I would rather my essays for FPR attended to questions that more obviously addressed the interests, much less met with the approval, of those who would undertake the preservation and promotion of local culture, local agriculture, and livable urban and rural communities. But these things cannot be maintained on their own; important though they are in themselves, they have largely been destroyed through the libido dominandi that leads to the denaturing of the human person from orientation toward the one true happiness, and the deracination of human desire through the globalization of a state and marketplace that is in principle governed by amoral laws.
Unless we restore devotion to the foundational units of human existence — the family clan as moral arbitor and domestic church; the local parish as the oracle of God and the templum reserved for the contemplation of absolute truth; and the small community as the stage on which we fulfill the inveterate ambitions of our political natures by debating the nature of and means to the Good Life — then we may possess nothing else good in this life.
In losing these binding communal institutions, we may of course gain apparent goods. One can live in a world made to the order of one’s unbridled will for days or decades. And one can transfer one’s worship of the God of Order, Love and Justice to one of license, “fairness,” and “equality.” But we are all called to more than this as social animals and rational animals: as beings, in other words, made in the image of God and incapable of living well with anything less than a certain vision of the Trinity — those Persons who model for us what a real and perfect community looks like.
We are called to a condition of self-giving rather than one of wilfull domination. The most ancient wisdom has always taught us as much, but our age reveals us to be a distinguished people: one even less capable of learning from past wisdom than from the present truth of our rational souls and limited bodily natures. As we tarry in this condition, we spend the cultural capital of Christendom, and sooner or later we are, to paraphrase Maggie, going to “run out of other peoples’ cultural capital.”
Matthew Schmitz justly argues, in a new essay on the First Things site, that the significance of the events in New York and elsewhere lies not in the apparent victories of those who would destroy by redefining marriage. Such persons will not exactly be perpetuating their ways by having many children. The significance of the marriage debate, then, lies chiefly for those who are having children, who do believe in the meaning and moral significance of human life, and who care about perpetuating the great legacy of Christian culture. Such persons have the opportunity to respond to the outrages against vocabulary and nature by recovering the battered traditions of family, parish, and town. As a society declines, it is only the faithful remnant who prepare for its regeneration by finding new ways to give voice to ancient wisdom.
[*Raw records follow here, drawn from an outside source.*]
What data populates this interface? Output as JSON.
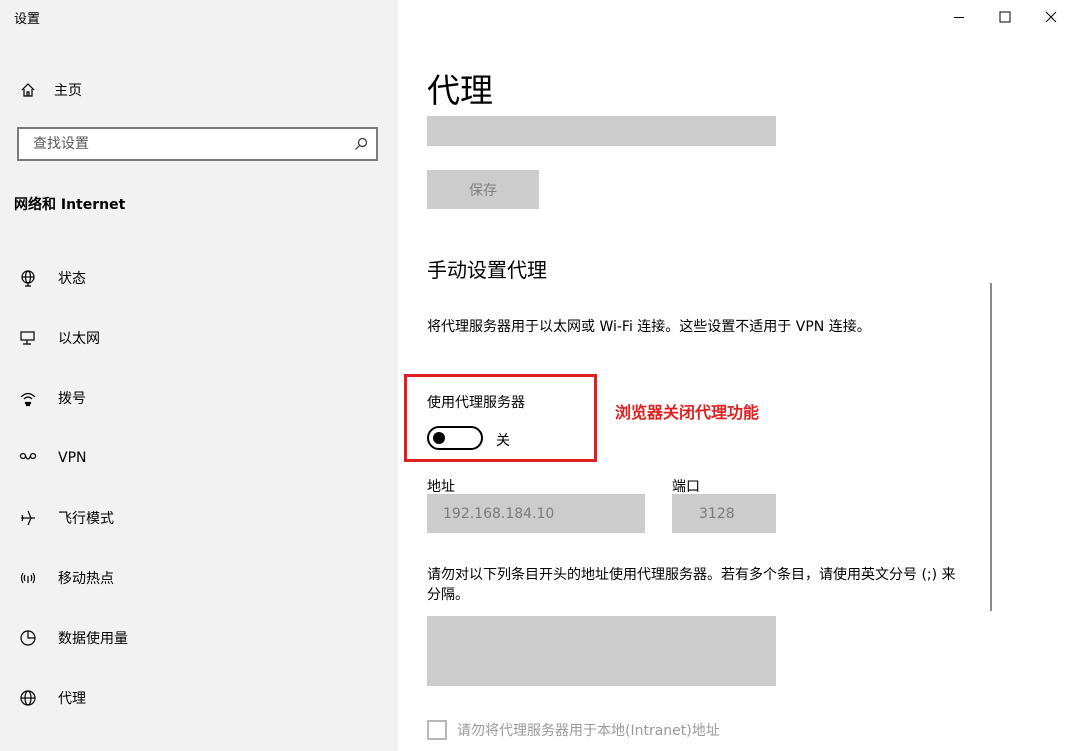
{
  "app": {
    "title": "设置"
  },
  "sidebar": {
    "home": {
      "label": "主页",
      "icon": "home-icon"
    },
    "search": {
      "placeholder": "查找设置",
      "icon": "search-icon"
    },
    "section_title": "网络和 Internet",
    "items": [
      {
        "label": "状态",
        "icon": "globe-status-icon"
      },
      {
        "label": "以太网",
        "icon": "ethernet-icon"
      },
      {
        "label": "拨号",
        "icon": "dialup-icon"
      },
      {
        "label": "VPN",
        "icon": "vpn-icon"
      },
      {
        "label": "飞行模式",
        "icon": "airplane-icon"
      },
      {
        "label": "移动热点",
        "icon": "hotspot-icon"
      },
      {
        "label": "数据使用量",
        "icon": "data-usage-icon"
      },
      {
        "label": "代理",
        "icon": "globe-icon"
      }
    ]
  },
  "window_controls": {
    "minimize": "—",
    "maximize": "☐",
    "close": "✕"
  },
  "main": {
    "title": "代理",
    "save_label": "保存",
    "manual_heading": "手动设置代理",
    "manual_desc": "将代理服务器用于以太网或 Wi-Fi 连接。这些设置不适用于 VPN 连接。",
    "use_proxy_label": "使用代理服务器",
    "use_proxy_state": "关",
    "annotation": "浏览器关闭代理功能",
    "address_label": "地址",
    "address_value": "192.168.184.10",
    "port_label": "端口",
    "port_value": "3128",
    "exceptions_desc": "请勿对以下列条目开头的地址使用代理服务器。若有多个条目，请使用英文分号 (;) 来分隔。",
    "local_check_label": "请勿将代理服务器用于本地(Intranet)地址"
  },
  "colors": {
    "sidebar_bg": "#f2f2f2",
    "disabled_gray": "#cccccc",
    "annotation_red": "#e02020"
  }
}
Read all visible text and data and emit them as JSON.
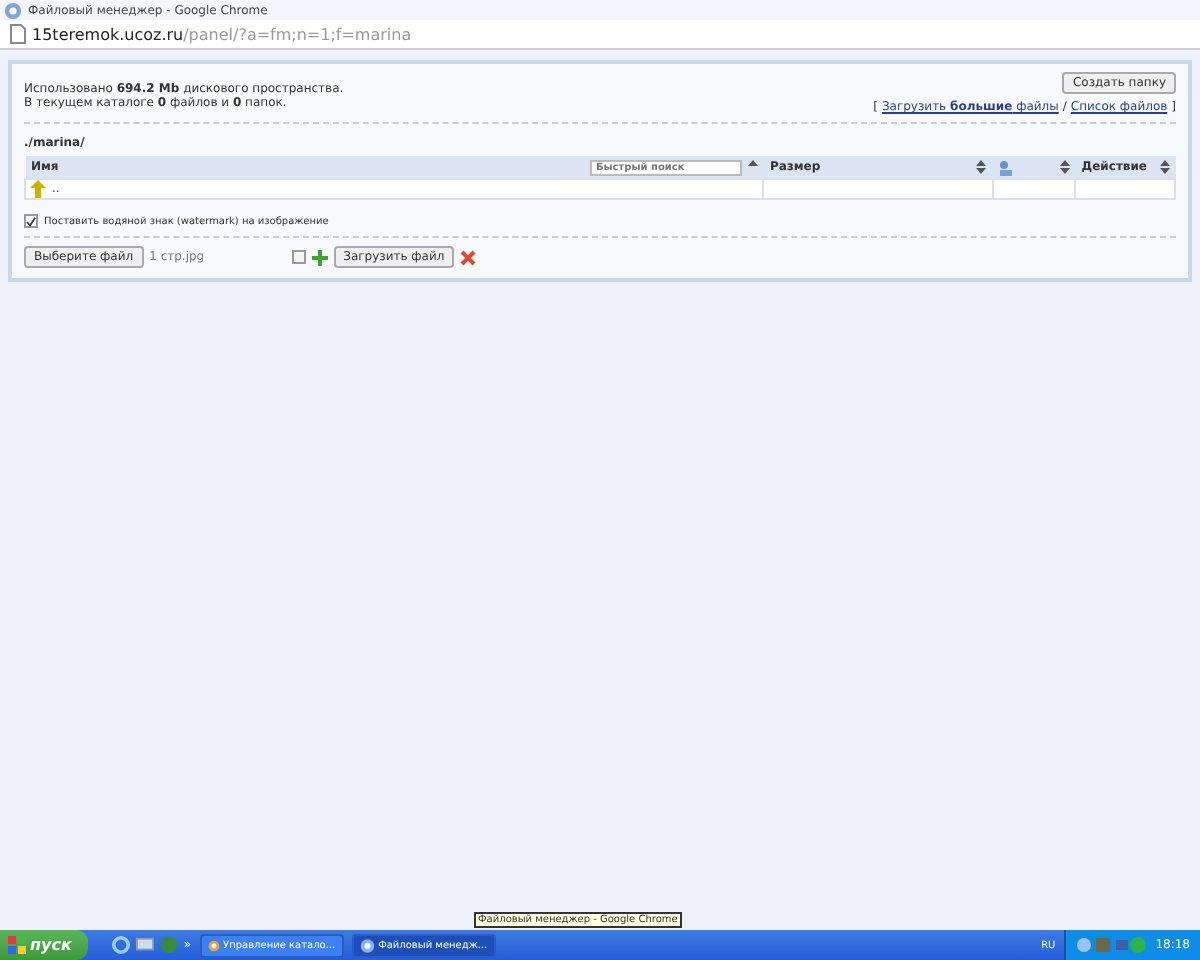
{
  "window": {
    "title": "Файловый менеджер - Google Chrome"
  },
  "address_bar": {
    "host": "15teremok.ucoz.ru",
    "path": "/panel/?a=fm;n=1;f=marina"
  },
  "info": {
    "line_1": "Использовано **694.2 Mb** дискового пространства.",
    "line_2": "В текущем каталоге **0** файлов и **0** папок."
  },
  "create_folder_button": "Создать папку",
  "links": {
    "open_bracket": "[",
    "upload_large": "Загрузить **большие** файлы",
    "separator": "/",
    "file_list": "Список файлов",
    "close_bracket": "]"
  },
  "path": "./marina/",
  "table": {
    "columns": [
      {
        "label": "Имя",
        "search_placeholder": "Быстрый поиск"
      },
      {
        "label": "Размер"
      },
      {},
      {
        "label": "Действие"
      }
    ],
    "rows": [
      {
        "name": ".."
      }
    ]
  },
  "watermark_option": {
    "label": "Поставить водяной знак (watermark) на изображение",
    "checked": true
  },
  "upload": {
    "choose_button": "Выберите файл",
    "file_name": "1 стр.jpg",
    "extra_checked": false,
    "upload_button": "Загрузить файл"
  },
  "taskbar": {
    "start": "пуск",
    "more": "»",
    "tasks": [
      {
        "label": "Управление катало...",
        "selected": false
      },
      {
        "label": "Файловый менедж...",
        "selected": true
      }
    ],
    "tooltip": "Файловый менеджер - Google Chrome",
    "language": "RU",
    "time": "18:18"
  }
}
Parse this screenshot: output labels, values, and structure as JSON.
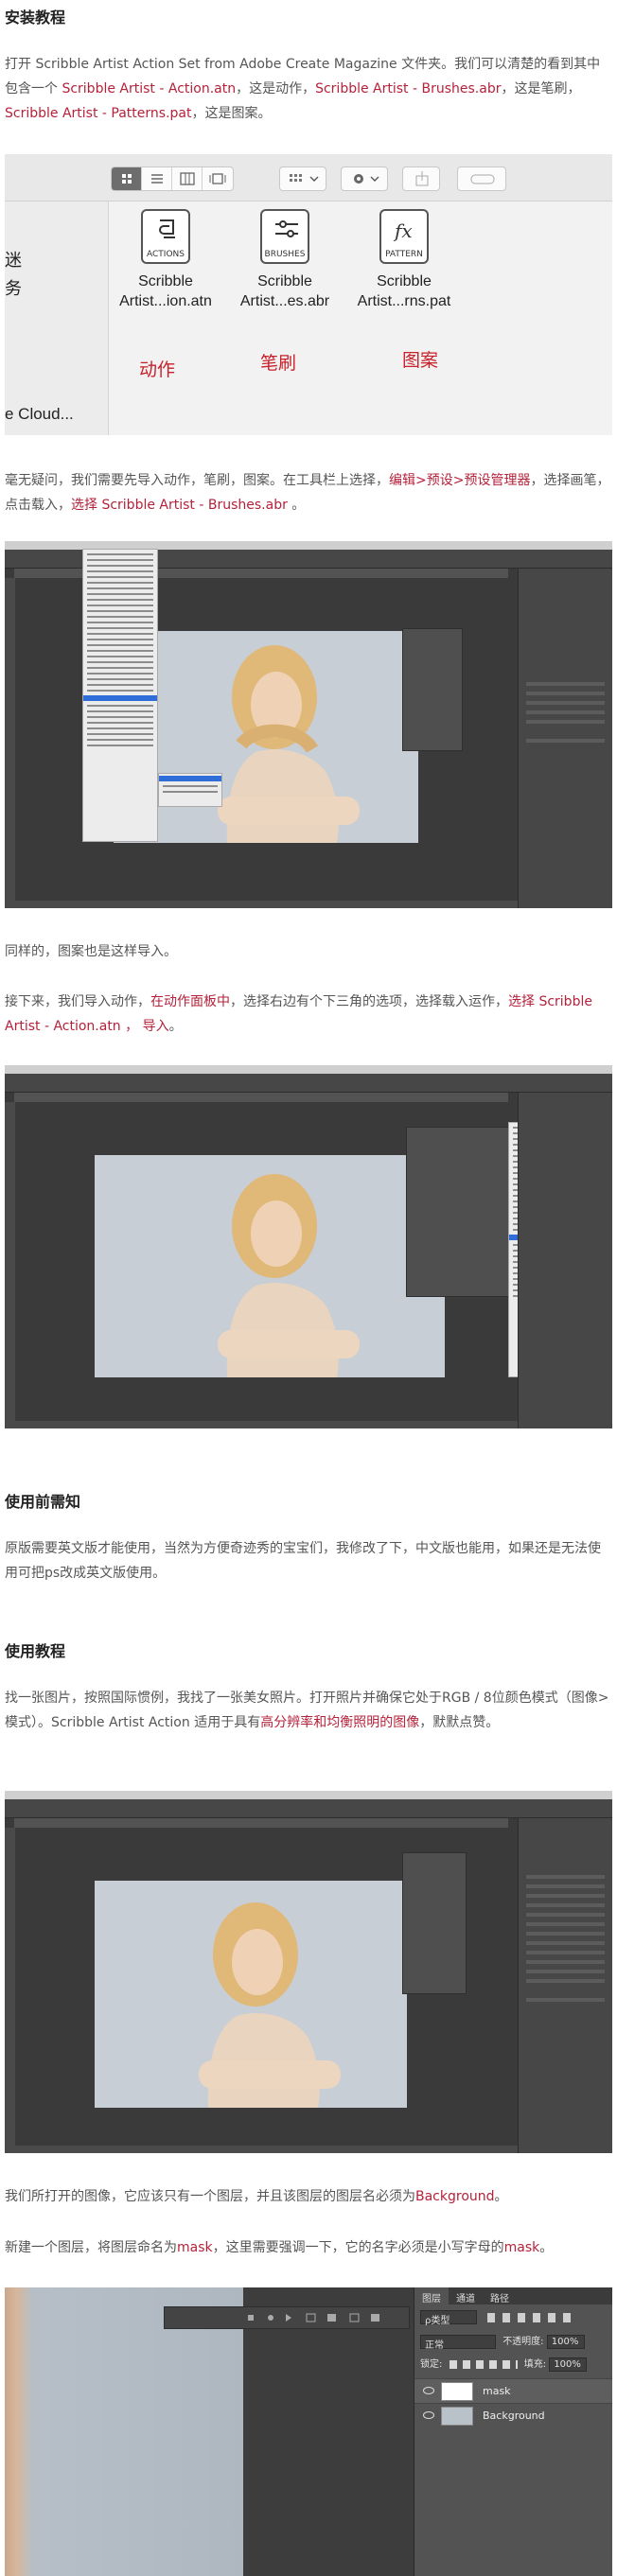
{
  "sections": {
    "install": {
      "heading": "安装教程",
      "p1_a": "打开 Scribble Artist Action Set from Adobe Create Magazine 文件夹。我们可以清楚的看到其中包含一个 ",
      "p1_link1": "Scribble Artist - Action.atn",
      "p1_b": "，这是动作，",
      "p1_link2": "Scribble Artist - Brushes.abr",
      "p1_c": "，这是笔刷，",
      "p1_link3": "Scribble Artist - Patterns.pat",
      "p1_d": "，这是图案。",
      "p2_a": "毫无疑问，我们需要先导入动作，笔刷，图案。在工具栏上选择，",
      "p2_link1": "编辑>预设>预设管理器",
      "p2_b": "，选择画笔，点击载入，",
      "p2_link2": "选择 Scribble Artist - Brushes.abr",
      "p2_c": " 。",
      "p3": "同样的，图案也是这样导入。",
      "p4_a": "接下来，我们导入动作，",
      "p4_link1": "在动作面板中",
      "p4_b": "，选择右边有个下三角的选项，选择载入运作，",
      "p4_link2": "选择 Scribble Artist - Action.atn ， 导入",
      "p4_c": "。"
    },
    "prereq": {
      "heading": "使用前需知",
      "p1": "原版需要英文版才能使用，当然为方便奇迹秀的宝宝们，我修改了下，中文版也能用，如果还是无法使用可把ps改成英文版使用。"
    },
    "usage": {
      "heading": "使用教程",
      "p1_a": "找一张图片，按照国际惯例，我找了一张美女照片。打开照片并确保它处于RGB / 8位颜色模式（图像>模式）。Scribble Artist Action 适用于具有",
      "p1_link": "高分辨率和均衡照明的图像",
      "p1_b": "，默默点赞。",
      "p2_a": "我们所打开的图像，它应该只有一个图层，并且该图层的图层名必须为",
      "p2_link": "Background",
      "p2_b": "。",
      "p3_a": "新建一个图层，将图层命名为",
      "p3_link1": "mask",
      "p3_b": "，这里需要强调一下，它的名字必须是小写字母的",
      "p3_link2": "mask",
      "p3_c": "。"
    }
  },
  "finder": {
    "sidebar_partial_1": "迷",
    "sidebar_partial_2": "务",
    "sidebar_partial_3": "e Cloud...",
    "items": [
      {
        "icon_label": "ACTIONS",
        "name1": "Scribble",
        "name2": "Artist...ion.atn",
        "caption": "动作"
      },
      {
        "icon_label": "BRUSHES",
        "name1": "Scribble",
        "name2": "Artist...es.abr",
        "caption": "笔刷"
      },
      {
        "icon_label": "PATTERN",
        "name1": "Scribble",
        "name2": "Artist...rns.pat",
        "caption": "图案"
      }
    ]
  },
  "layers_panel": {
    "tabs": [
      "图层",
      "通道",
      "路径"
    ],
    "kind_filter": "ρ类型",
    "blend_mode": "正常",
    "opacity_label": "不透明度:",
    "opacity_value": "100%",
    "lock_label": "锁定:",
    "fill_label": "填充:",
    "fill_value": "100%",
    "layers": [
      {
        "name": "mask",
        "selected": true
      },
      {
        "name": "Background",
        "selected": false
      }
    ]
  },
  "colors": {
    "link_red": "#b5213a",
    "finder_caption_red": "#c8202a",
    "ps_dark": "#3a3a3a"
  }
}
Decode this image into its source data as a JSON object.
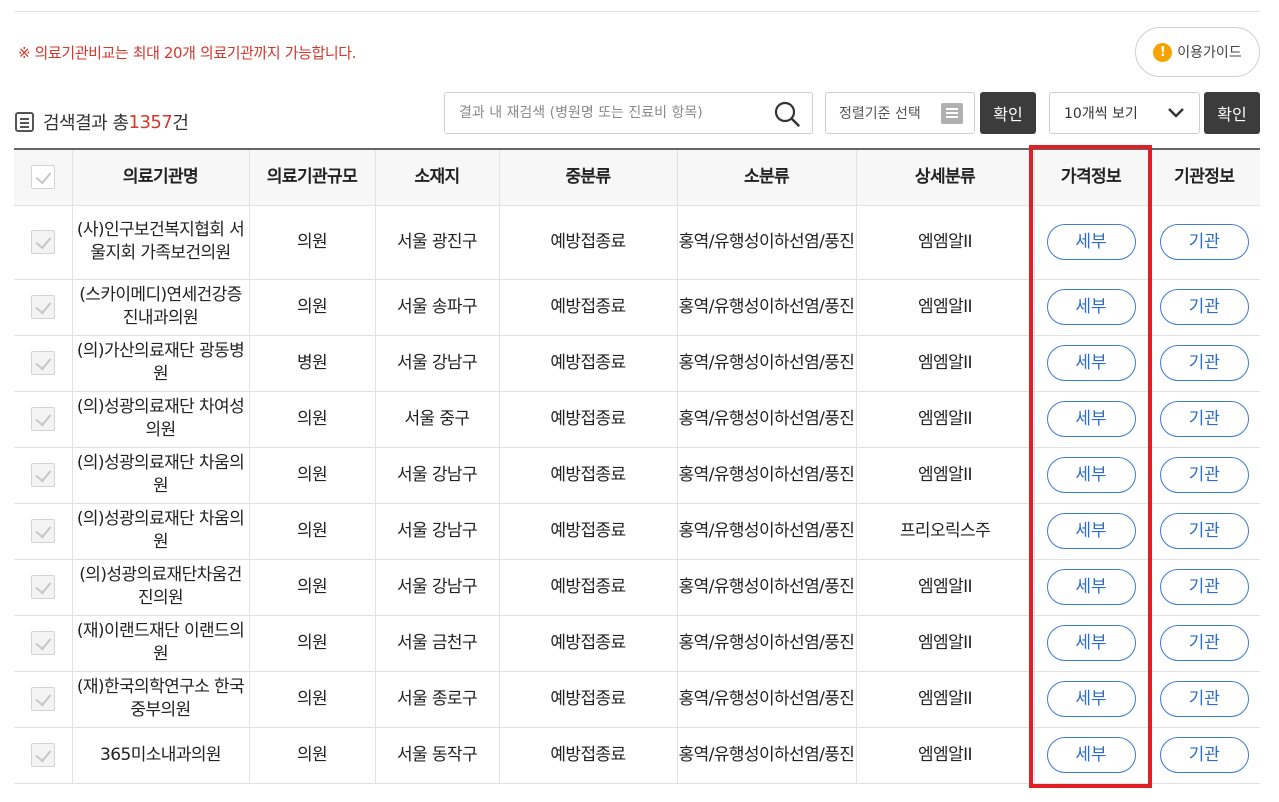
{
  "notice": "※ 의료기관비교는 최대 20개 의료기관까지 가능합니다.",
  "guide": {
    "icon": "exclamation-icon",
    "label": "이용가이드"
  },
  "result": {
    "prefix": "검색결과 총 ",
    "count": "1357",
    "suffix": "건"
  },
  "search": {
    "placeholder": "결과 내 재검색 (병원명 또는 진료비 항목)",
    "value": ""
  },
  "sort": {
    "label": "정렬기준 선택"
  },
  "confirm_label": "확인",
  "per_page": {
    "value": "10개씩 보기"
  },
  "table": {
    "headers": [
      "의료기관명",
      "의료기관규모",
      "소재지",
      "중분류",
      "소분류",
      "상세분류",
      "가격정보",
      "기관정보"
    ],
    "detail_label": "세부",
    "org_label": "기관",
    "rows": [
      {
        "name": "(사)인구보건복지협회 서울지회 가족보건의원",
        "size": "의원",
        "location": "서울 광진구",
        "mid": "예방접종료",
        "sub": "홍역/유행성이하선염/풍진",
        "detail": "엠엠알II"
      },
      {
        "name": "(스카이메디)연세건강증진내과의원",
        "size": "의원",
        "location": "서울 송파구",
        "mid": "예방접종료",
        "sub": "홍역/유행성이하선염/풍진",
        "detail": "엠엠알II"
      },
      {
        "name": "(의)가산의료재단 광동병원",
        "size": "병원",
        "location": "서울 강남구",
        "mid": "예방접종료",
        "sub": "홍역/유행성이하선염/풍진",
        "detail": "엠엠알II"
      },
      {
        "name": "(의)성광의료재단 차여성의원",
        "size": "의원",
        "location": "서울 중구",
        "mid": "예방접종료",
        "sub": "홍역/유행성이하선염/풍진",
        "detail": "엠엠알II"
      },
      {
        "name": "(의)성광의료재단 차움의원",
        "size": "의원",
        "location": "서울 강남구",
        "mid": "예방접종료",
        "sub": "홍역/유행성이하선염/풍진",
        "detail": "엠엠알II"
      },
      {
        "name": "(의)성광의료재단 차움의원",
        "size": "의원",
        "location": "서울 강남구",
        "mid": "예방접종료",
        "sub": "홍역/유행성이하선염/풍진",
        "detail": "프리오릭스주"
      },
      {
        "name": "(의)성광의료재단차움건진의원",
        "size": "의원",
        "location": "서울 강남구",
        "mid": "예방접종료",
        "sub": "홍역/유행성이하선염/풍진",
        "detail": "엠엠알II"
      },
      {
        "name": "(재)이랜드재단 이랜드의원",
        "size": "의원",
        "location": "서울 금천구",
        "mid": "예방접종료",
        "sub": "홍역/유행성이하선염/풍진",
        "detail": "엠엠알II"
      },
      {
        "name": "(재)한국의학연구소 한국중부의원",
        "size": "의원",
        "location": "서울 종로구",
        "mid": "예방접종료",
        "sub": "홍역/유행성이하선염/풍진",
        "detail": "엠엠알II"
      },
      {
        "name": "365미소내과의원",
        "size": "의원",
        "location": "서울 동작구",
        "mid": "예방접종료",
        "sub": "홍역/유행성이하선염/풍진",
        "detail": "엠엠알II"
      }
    ]
  },
  "colors": {
    "notice_red": "#d4372c",
    "highlight_frame": "#e02027",
    "pill_blue": "#2d6cc4",
    "dark_button": "#3c3c3c"
  }
}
Given that most Americans still believe, in principle, in the integrity of marriage and recognize, however vaguely, the costs of the sexual revolution, we have reason to hope that the seeds of such regeneration, given time, will take root and flourish.